__Instructions for the task__.
Pick out and copy every line below that has the word "Head".

Given records Block Start

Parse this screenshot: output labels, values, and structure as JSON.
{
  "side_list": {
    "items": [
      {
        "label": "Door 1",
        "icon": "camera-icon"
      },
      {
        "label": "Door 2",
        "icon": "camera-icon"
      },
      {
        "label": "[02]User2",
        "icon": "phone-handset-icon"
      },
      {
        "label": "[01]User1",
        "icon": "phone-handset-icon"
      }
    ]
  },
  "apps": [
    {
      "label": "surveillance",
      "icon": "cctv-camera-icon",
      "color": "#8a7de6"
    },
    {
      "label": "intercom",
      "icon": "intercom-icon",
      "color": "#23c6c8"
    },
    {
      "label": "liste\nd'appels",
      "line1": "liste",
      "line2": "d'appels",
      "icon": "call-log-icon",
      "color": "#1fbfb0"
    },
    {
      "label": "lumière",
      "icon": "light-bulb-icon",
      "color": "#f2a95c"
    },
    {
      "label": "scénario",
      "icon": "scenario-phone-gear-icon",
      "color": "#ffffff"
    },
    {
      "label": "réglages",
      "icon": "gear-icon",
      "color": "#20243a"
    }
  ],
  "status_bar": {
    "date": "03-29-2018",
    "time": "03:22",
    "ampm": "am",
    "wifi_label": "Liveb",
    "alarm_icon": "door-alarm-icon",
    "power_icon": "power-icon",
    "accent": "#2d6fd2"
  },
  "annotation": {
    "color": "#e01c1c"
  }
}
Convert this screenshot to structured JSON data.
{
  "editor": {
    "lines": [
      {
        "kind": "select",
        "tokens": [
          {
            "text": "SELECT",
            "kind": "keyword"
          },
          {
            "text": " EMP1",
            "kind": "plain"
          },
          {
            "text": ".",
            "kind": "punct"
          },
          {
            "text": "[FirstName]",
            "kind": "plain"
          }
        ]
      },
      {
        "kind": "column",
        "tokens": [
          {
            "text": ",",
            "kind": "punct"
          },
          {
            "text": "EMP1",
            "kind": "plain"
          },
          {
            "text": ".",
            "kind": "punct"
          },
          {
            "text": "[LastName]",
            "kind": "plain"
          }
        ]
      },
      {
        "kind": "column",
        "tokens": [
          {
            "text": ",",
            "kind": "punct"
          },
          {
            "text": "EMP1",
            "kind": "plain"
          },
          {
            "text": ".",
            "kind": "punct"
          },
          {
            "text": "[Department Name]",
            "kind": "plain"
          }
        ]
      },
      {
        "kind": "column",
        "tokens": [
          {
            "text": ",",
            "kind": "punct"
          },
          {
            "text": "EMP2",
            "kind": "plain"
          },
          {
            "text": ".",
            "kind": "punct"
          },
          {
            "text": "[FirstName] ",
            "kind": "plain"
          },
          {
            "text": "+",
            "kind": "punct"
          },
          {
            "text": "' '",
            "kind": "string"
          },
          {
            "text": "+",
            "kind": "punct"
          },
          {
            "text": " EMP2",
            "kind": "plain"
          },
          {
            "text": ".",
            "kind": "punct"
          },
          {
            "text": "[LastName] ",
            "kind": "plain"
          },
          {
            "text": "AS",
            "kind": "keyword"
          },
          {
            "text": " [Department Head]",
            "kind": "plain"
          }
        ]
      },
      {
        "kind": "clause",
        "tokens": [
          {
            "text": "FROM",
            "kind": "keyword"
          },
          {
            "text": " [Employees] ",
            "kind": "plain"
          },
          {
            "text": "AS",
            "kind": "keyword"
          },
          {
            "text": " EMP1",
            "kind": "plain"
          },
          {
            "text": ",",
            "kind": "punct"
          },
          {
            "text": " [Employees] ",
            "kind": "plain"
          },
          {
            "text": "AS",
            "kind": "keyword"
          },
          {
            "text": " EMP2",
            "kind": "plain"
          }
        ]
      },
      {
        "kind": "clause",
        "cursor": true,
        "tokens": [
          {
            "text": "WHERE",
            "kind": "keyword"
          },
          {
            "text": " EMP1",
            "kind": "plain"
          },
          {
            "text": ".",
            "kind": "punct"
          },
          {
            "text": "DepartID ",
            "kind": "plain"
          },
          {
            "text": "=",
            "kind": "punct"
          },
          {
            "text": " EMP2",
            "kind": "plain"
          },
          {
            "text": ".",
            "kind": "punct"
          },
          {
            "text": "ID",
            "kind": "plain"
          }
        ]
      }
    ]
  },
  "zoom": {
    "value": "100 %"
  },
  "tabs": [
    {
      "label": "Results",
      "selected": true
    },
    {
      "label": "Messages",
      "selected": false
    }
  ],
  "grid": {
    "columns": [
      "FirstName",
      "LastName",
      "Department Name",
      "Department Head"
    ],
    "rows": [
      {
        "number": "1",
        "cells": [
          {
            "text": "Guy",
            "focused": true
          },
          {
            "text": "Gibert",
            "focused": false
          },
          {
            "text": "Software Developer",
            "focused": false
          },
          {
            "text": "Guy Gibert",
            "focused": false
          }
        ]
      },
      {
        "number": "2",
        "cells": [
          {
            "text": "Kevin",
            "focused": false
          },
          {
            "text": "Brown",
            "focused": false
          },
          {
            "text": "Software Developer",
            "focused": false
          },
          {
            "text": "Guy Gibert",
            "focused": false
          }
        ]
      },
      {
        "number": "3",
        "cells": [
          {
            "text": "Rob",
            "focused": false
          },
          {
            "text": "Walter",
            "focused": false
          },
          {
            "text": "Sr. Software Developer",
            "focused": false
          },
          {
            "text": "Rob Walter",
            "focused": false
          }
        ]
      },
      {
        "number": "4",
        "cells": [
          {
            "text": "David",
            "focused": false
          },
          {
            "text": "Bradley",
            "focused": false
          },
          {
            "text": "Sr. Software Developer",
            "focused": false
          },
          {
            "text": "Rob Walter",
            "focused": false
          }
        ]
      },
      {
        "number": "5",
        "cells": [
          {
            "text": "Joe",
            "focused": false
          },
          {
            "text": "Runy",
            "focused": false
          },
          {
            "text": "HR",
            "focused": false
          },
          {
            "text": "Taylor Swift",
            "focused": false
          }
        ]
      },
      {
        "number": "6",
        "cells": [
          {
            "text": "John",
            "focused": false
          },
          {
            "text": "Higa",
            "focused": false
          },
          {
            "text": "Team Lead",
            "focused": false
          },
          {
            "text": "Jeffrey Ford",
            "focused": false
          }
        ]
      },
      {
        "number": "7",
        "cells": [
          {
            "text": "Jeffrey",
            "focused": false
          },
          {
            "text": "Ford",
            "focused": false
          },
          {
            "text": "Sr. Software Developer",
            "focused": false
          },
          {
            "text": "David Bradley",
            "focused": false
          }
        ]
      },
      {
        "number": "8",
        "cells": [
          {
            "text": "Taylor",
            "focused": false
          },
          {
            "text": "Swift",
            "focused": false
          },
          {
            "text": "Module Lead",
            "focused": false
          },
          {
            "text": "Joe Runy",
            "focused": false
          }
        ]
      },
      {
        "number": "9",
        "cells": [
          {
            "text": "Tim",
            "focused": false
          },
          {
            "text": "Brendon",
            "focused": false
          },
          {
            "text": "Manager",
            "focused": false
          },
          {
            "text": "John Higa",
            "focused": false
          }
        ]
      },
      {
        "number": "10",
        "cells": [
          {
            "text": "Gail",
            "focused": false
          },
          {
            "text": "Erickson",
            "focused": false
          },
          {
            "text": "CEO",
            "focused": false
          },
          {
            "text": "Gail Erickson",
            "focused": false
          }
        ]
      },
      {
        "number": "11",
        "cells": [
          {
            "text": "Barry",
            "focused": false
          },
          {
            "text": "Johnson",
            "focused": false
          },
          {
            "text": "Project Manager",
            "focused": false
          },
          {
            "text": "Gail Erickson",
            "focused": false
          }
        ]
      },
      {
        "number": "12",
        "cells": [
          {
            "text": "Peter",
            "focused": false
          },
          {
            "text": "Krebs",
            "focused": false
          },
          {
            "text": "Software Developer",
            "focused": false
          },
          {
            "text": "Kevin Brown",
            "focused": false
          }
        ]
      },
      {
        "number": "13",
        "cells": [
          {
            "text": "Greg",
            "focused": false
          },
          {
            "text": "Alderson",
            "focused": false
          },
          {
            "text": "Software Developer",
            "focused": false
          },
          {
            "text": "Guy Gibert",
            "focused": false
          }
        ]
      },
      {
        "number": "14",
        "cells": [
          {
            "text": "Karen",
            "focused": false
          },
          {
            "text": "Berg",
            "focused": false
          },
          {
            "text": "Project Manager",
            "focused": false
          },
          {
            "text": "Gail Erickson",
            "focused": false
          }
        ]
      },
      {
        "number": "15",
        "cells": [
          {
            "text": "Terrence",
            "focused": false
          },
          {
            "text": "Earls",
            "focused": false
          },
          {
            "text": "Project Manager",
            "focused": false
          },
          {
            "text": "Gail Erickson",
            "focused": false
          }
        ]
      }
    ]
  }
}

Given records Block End

__Problem solution__.
            "text": " [Department Head]",
      "Department Head"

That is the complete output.